I was driving home from work the other day when I heard a radio report about hackers taking control (with the driver’s permission) of a car on the highway.
Hackers Remotely Kill a Jeep on the Highway – With Me in It, written by Andy Greenberg in WIRED, an online news publication
This event, and other news reports about cyber systems in cars, demonstrates that “the internet of things” raises some significant safety concerns in transportation. Of course cyber vulnerabilities are not unique to cars. Ships and port facilities face similar risks, and the maritime community employs cyber technologies to perform safety and security critical functions, including navigation, propulsion and cargo control.
Prudent mariners and facility operators should take a serious look at their systems.
The first step is to recognize that, despite some technological complexity, cyber is just another risk factor. This is actually good news. Mariners and facility operators deal with risk on every watch and shift; they just need to make cyber part of that process. For any organization, my advice is to have operators sit down with IT professionals, safety and security specialists and other risk experts to look at what systems they have, what can go wrong and how to buy down that risk. In many cases smart policies, training, engineering solutions and manual backups may be better, more cost effective methods than high tech approaches. For low tech or high tech solutions, make cyber part of your company’s safety and security culture and existing risk management programs.
The Department of Homeland Security and the Coast Guard offer a number of resources to help address cyber risks. These include:
• United States Computer Emergency Readiness Team
• Industrial Control Systems Cyber Emergency Response Team
• Cybersecurity portion of the Coast Guard’s Homeport portal
I’d prefer not to hear about cyber hacking of cars on the highway or ships or port facilities on my next commute, but just to be safe, I rode my bike to work today.
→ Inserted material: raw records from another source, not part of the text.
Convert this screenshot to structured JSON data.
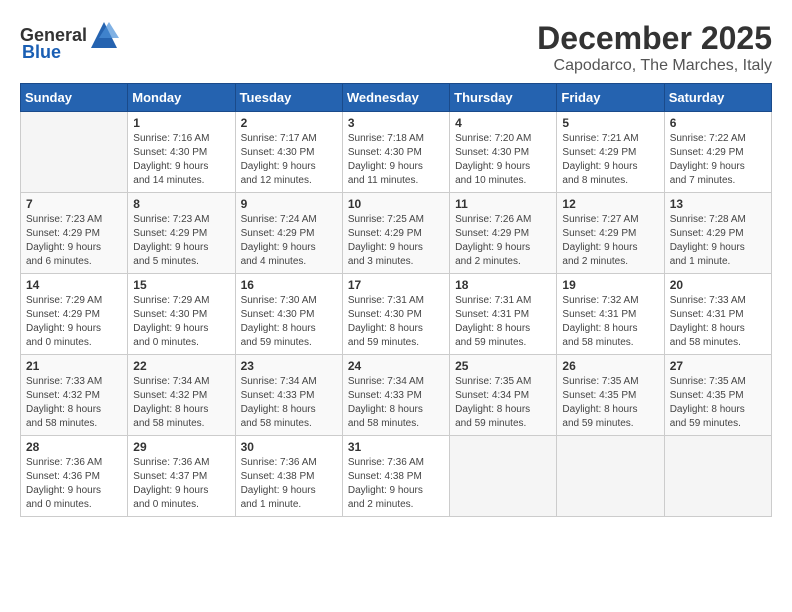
{
  "logo": {
    "general": "General",
    "blue": "Blue"
  },
  "header": {
    "month": "December 2025",
    "location": "Capodarco, The Marches, Italy"
  },
  "weekdays": [
    "Sunday",
    "Monday",
    "Tuesday",
    "Wednesday",
    "Thursday",
    "Friday",
    "Saturday"
  ],
  "weeks": [
    [
      {
        "day": "",
        "info": ""
      },
      {
        "day": "1",
        "info": "Sunrise: 7:16 AM\nSunset: 4:30 PM\nDaylight: 9 hours\nand 14 minutes."
      },
      {
        "day": "2",
        "info": "Sunrise: 7:17 AM\nSunset: 4:30 PM\nDaylight: 9 hours\nand 12 minutes."
      },
      {
        "day": "3",
        "info": "Sunrise: 7:18 AM\nSunset: 4:30 PM\nDaylight: 9 hours\nand 11 minutes."
      },
      {
        "day": "4",
        "info": "Sunrise: 7:20 AM\nSunset: 4:30 PM\nDaylight: 9 hours\nand 10 minutes."
      },
      {
        "day": "5",
        "info": "Sunrise: 7:21 AM\nSunset: 4:29 PM\nDaylight: 9 hours\nand 8 minutes."
      },
      {
        "day": "6",
        "info": "Sunrise: 7:22 AM\nSunset: 4:29 PM\nDaylight: 9 hours\nand 7 minutes."
      }
    ],
    [
      {
        "day": "7",
        "info": "Sunrise: 7:23 AM\nSunset: 4:29 PM\nDaylight: 9 hours\nand 6 minutes."
      },
      {
        "day": "8",
        "info": "Sunrise: 7:23 AM\nSunset: 4:29 PM\nDaylight: 9 hours\nand 5 minutes."
      },
      {
        "day": "9",
        "info": "Sunrise: 7:24 AM\nSunset: 4:29 PM\nDaylight: 9 hours\nand 4 minutes."
      },
      {
        "day": "10",
        "info": "Sunrise: 7:25 AM\nSunset: 4:29 PM\nDaylight: 9 hours\nand 3 minutes."
      },
      {
        "day": "11",
        "info": "Sunrise: 7:26 AM\nSunset: 4:29 PM\nDaylight: 9 hours\nand 2 minutes."
      },
      {
        "day": "12",
        "info": "Sunrise: 7:27 AM\nSunset: 4:29 PM\nDaylight: 9 hours\nand 2 minutes."
      },
      {
        "day": "13",
        "info": "Sunrise: 7:28 AM\nSunset: 4:29 PM\nDaylight: 9 hours\nand 1 minute."
      }
    ],
    [
      {
        "day": "14",
        "info": "Sunrise: 7:29 AM\nSunset: 4:29 PM\nDaylight: 9 hours\nand 0 minutes."
      },
      {
        "day": "15",
        "info": "Sunrise: 7:29 AM\nSunset: 4:30 PM\nDaylight: 9 hours\nand 0 minutes."
      },
      {
        "day": "16",
        "info": "Sunrise: 7:30 AM\nSunset: 4:30 PM\nDaylight: 8 hours\nand 59 minutes."
      },
      {
        "day": "17",
        "info": "Sunrise: 7:31 AM\nSunset: 4:30 PM\nDaylight: 8 hours\nand 59 minutes."
      },
      {
        "day": "18",
        "info": "Sunrise: 7:31 AM\nSunset: 4:31 PM\nDaylight: 8 hours\nand 59 minutes."
      },
      {
        "day": "19",
        "info": "Sunrise: 7:32 AM\nSunset: 4:31 PM\nDaylight: 8 hours\nand 58 minutes."
      },
      {
        "day": "20",
        "info": "Sunrise: 7:33 AM\nSunset: 4:31 PM\nDaylight: 8 hours\nand 58 minutes."
      }
    ],
    [
      {
        "day": "21",
        "info": "Sunrise: 7:33 AM\nSunset: 4:32 PM\nDaylight: 8 hours\nand 58 minutes."
      },
      {
        "day": "22",
        "info": "Sunrise: 7:34 AM\nSunset: 4:32 PM\nDaylight: 8 hours\nand 58 minutes."
      },
      {
        "day": "23",
        "info": "Sunrise: 7:34 AM\nSunset: 4:33 PM\nDaylight: 8 hours\nand 58 minutes."
      },
      {
        "day": "24",
        "info": "Sunrise: 7:34 AM\nSunset: 4:33 PM\nDaylight: 8 hours\nand 58 minutes."
      },
      {
        "day": "25",
        "info": "Sunrise: 7:35 AM\nSunset: 4:34 PM\nDaylight: 8 hours\nand 59 minutes."
      },
      {
        "day": "26",
        "info": "Sunrise: 7:35 AM\nSunset: 4:35 PM\nDaylight: 8 hours\nand 59 minutes."
      },
      {
        "day": "27",
        "info": "Sunrise: 7:35 AM\nSunset: 4:35 PM\nDaylight: 8 hours\nand 59 minutes."
      }
    ],
    [
      {
        "day": "28",
        "info": "Sunrise: 7:36 AM\nSunset: 4:36 PM\nDaylight: 9 hours\nand 0 minutes."
      },
      {
        "day": "29",
        "info": "Sunrise: 7:36 AM\nSunset: 4:37 PM\nDaylight: 9 hours\nand 0 minutes."
      },
      {
        "day": "30",
        "info": "Sunrise: 7:36 AM\nSunset: 4:38 PM\nDaylight: 9 hours\nand 1 minute."
      },
      {
        "day": "31",
        "info": "Sunrise: 7:36 AM\nSunset: 4:38 PM\nDaylight: 9 hours\nand 2 minutes."
      },
      {
        "day": "",
        "info": ""
      },
      {
        "day": "",
        "info": ""
      },
      {
        "day": "",
        "info": ""
      }
    ]
  ]
}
This blog is not a replacement or substitute for the formal posting of regulations and updates or existing processes for receiving formal feedback of the same. Links provided on this blog will direct the reader to official source documents, such as the Federal Register, Homeport and the Code of Federal Regulations. These documents remain the official source for regulatory information published by the Coast Guard.